Before you submit your Part B claims, you may want to double-check for mistakes. Improper claims remain at the core of the HHS Office of Inspector General's (OIG) enforcement efforts. And recent increases to civil and criminal penalties for federal healthcare violations make even a minor offense seem like a major financial blow.

Background: Last month, the Bipartisan Budget Act of 2018 was implemented to avoid a government shutdown. It was then signed by President Trump. Among the changes impacting Medicare providers were some major increases to the Civil Monetary Penalty Law (CMPL) and punishments under the Anti-Kickback Statute (AKS), which fall under the Sections 1128 A and 1128 B respectively of the Social Security Act (SSA).

Despite a recent increase due to inflation, the changes are pretty significant, suggest attorneys Benjamin Fee, Ross C. D'Emanuele, and Laura B. Morgan of Dorsey and Whitney LLP in online analysis for the Dorsey Healthlaw Group blog. "The previous statutory maximum penalties had already been increased from the amounts set forth in the statute, and now have been increased even further," Fee, D'Emanuele, and Morgan noted in the blog post. "It is not clear how inflation adjustments will be applied in 2018 to the new statutory penalty maximums under these laws."

Here is a quick overview of the biggest changes:

Civil: CMP increases for improperly filed claims under Section 1128A of the SSA (42 U.S.C. 1320a–7a(a)), according to the Budget Act text include:

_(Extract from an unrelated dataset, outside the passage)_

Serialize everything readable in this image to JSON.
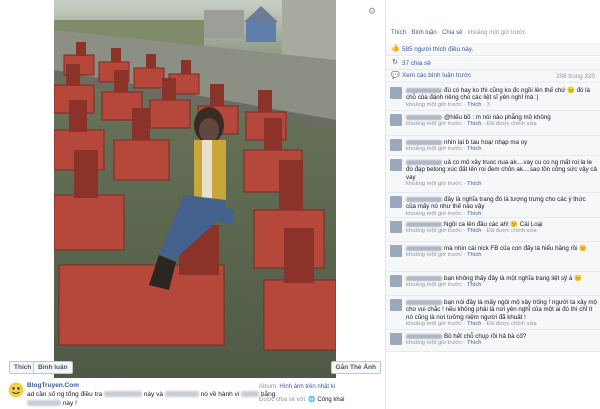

  • $10,000 to $20,000;
  • $15,000 to $30,000; and
  • $50,000 to $100,000.

Maximum penalty increases for providers to reduce or limit services to Medicare beneficiaries under Section 1128A of the SSA (42 U.S.C. 1320a–7a(b)) include:

  • $2,000 to $5,000; and
  • $5000 to $10,000.

Criminal: Under the Bipartisan Budget Act, "criminal penalties for acts involving federal health care programs under [1128B of the SSA] 42 U.S.C. § 1320a–7b, including but not limited to the Anti-Kickback Statute" were raised, the Dorsey and Whitney attorneys note in the blog. Those increases include:

  • $$2,000 to $4,000;
  • $10,000 to $20,000; and
  • $25,000 to $100,000.

Prison sentencing: For false statements and representations, AKS abuses, and excess charges, the maximum sentences went from "not more than 5 years" to "not more than 10 years," stated the Budget Act text.

Warning: "These provisions of the 2018 Budget Act demonstrate the federal government's continued commitment to aggressively pursue alleged fraud, waste, and abuse affecting federal healthcare programs," cautions law firm Chilivis, Cochran, Larkins & Bever LLP in online analysis of the changes in a blog post.

Note: See the law's text at: www.congress.gov/bill/115th-congress/house-bill/1892/text?q={"search":["bipartisan+budget+act+of+2018"]}&r=1.